By Natalie Rahhal Us Health Editor
Published: 00:02 BST, 17 September 2020 | Updated: 00:03 BST, 17 September 2020
Stillbirth rates have spiked with alarming intensity amid the pandemic and lockdowns intended to slow the spread of coronavirus, according to research from multiple nations.
In Nepal, stillbirths surged by 50 percent between late March and late May, according to a major study with data on more than 20,000 women.
A previous study found that the rate of stillbirths at one London hospital increased by four-fold.
Meanwhile, a new report from the Centers for Disease Control and Prevention (CDC) found that one in four women hospitalized for coronavirus were pregnant - and three of the 93 women included in the study had stillbirths.
But researchers say the primary driver of the global rise of stillbirths is not coronavirus infection itself. Instead, they believe that people, including pregnant women may have avoided seeking care amid lockdowns and for fear they might contract the virus at a hospital.
Stillbirth rates increased by 50% in Nepal amid coronavirus lockdowns, mirroring similar spikes in the UK and India.
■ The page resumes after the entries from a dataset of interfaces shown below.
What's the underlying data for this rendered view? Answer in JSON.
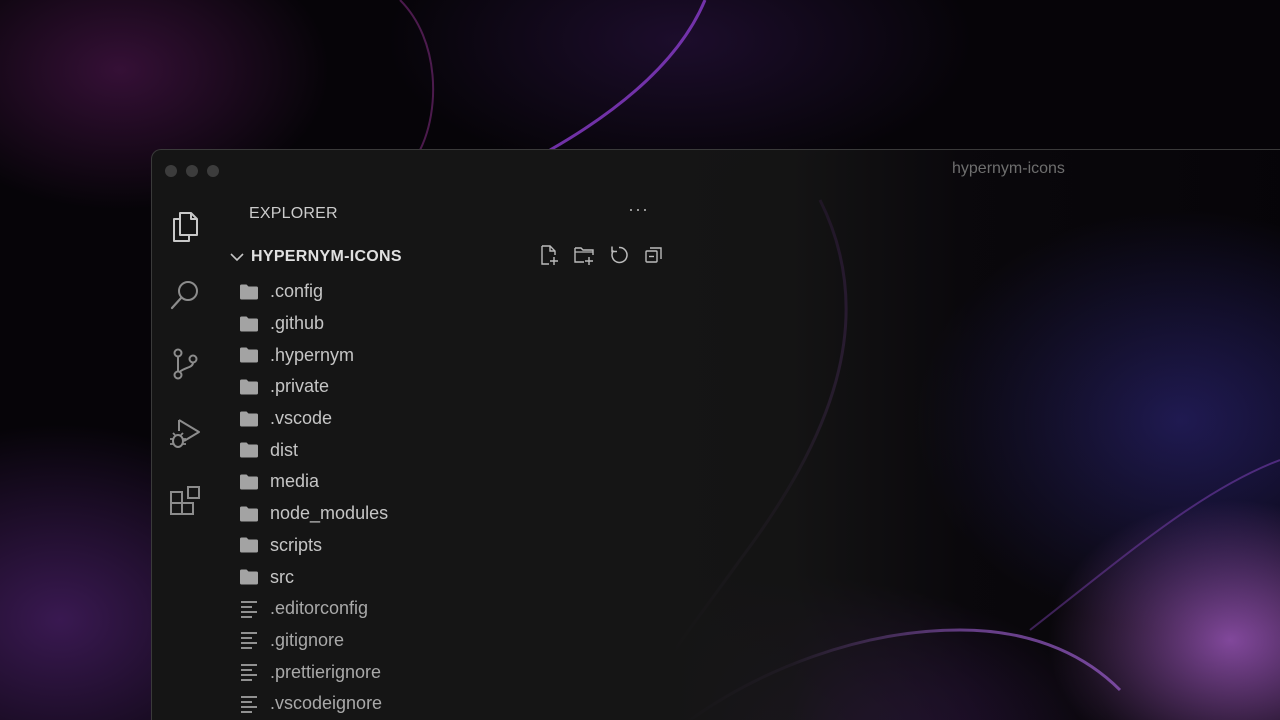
{
  "window": {
    "title": "hypernym-icons"
  },
  "activity_bar": {
    "items": [
      {
        "icon": "files-icon"
      },
      {
        "icon": "search-icon"
      },
      {
        "icon": "source-control-icon"
      },
      {
        "icon": "run-debug-icon"
      },
      {
        "icon": "extensions-icon"
      }
    ]
  },
  "sidebar": {
    "header": "EXPLORER",
    "more_actions": "···",
    "root": {
      "label": "HYPERNYM-ICONS",
      "actions": [
        "new-file-icon",
        "new-folder-icon",
        "refresh-icon",
        "collapse-all-icon"
      ]
    },
    "tree": [
      {
        "type": "folder",
        "label": ".config"
      },
      {
        "type": "folder",
        "label": ".github"
      },
      {
        "type": "folder",
        "label": ".hypernym"
      },
      {
        "type": "folder",
        "label": ".private"
      },
      {
        "type": "folder",
        "label": ".vscode"
      },
      {
        "type": "folder",
        "label": "dist"
      },
      {
        "type": "folder",
        "label": "media"
      },
      {
        "type": "folder",
        "label": "node_modules"
      },
      {
        "type": "folder",
        "label": "scripts"
      },
      {
        "type": "folder",
        "label": "src"
      },
      {
        "type": "file",
        "label": ".editorconfig"
      },
      {
        "type": "file",
        "label": ".gitignore"
      },
      {
        "type": "file",
        "label": ".prettierignore"
      },
      {
        "type": "file",
        "label": ".vscodeignore"
      }
    ]
  },
  "colors": {
    "window_bg": "#151515",
    "text_primary": "#c5c5c5",
    "icon": "#8c8c8c",
    "accent_wallpaper": "#b05ce6"
  }
}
Researchers believe they may be a consequence of women's avoidance of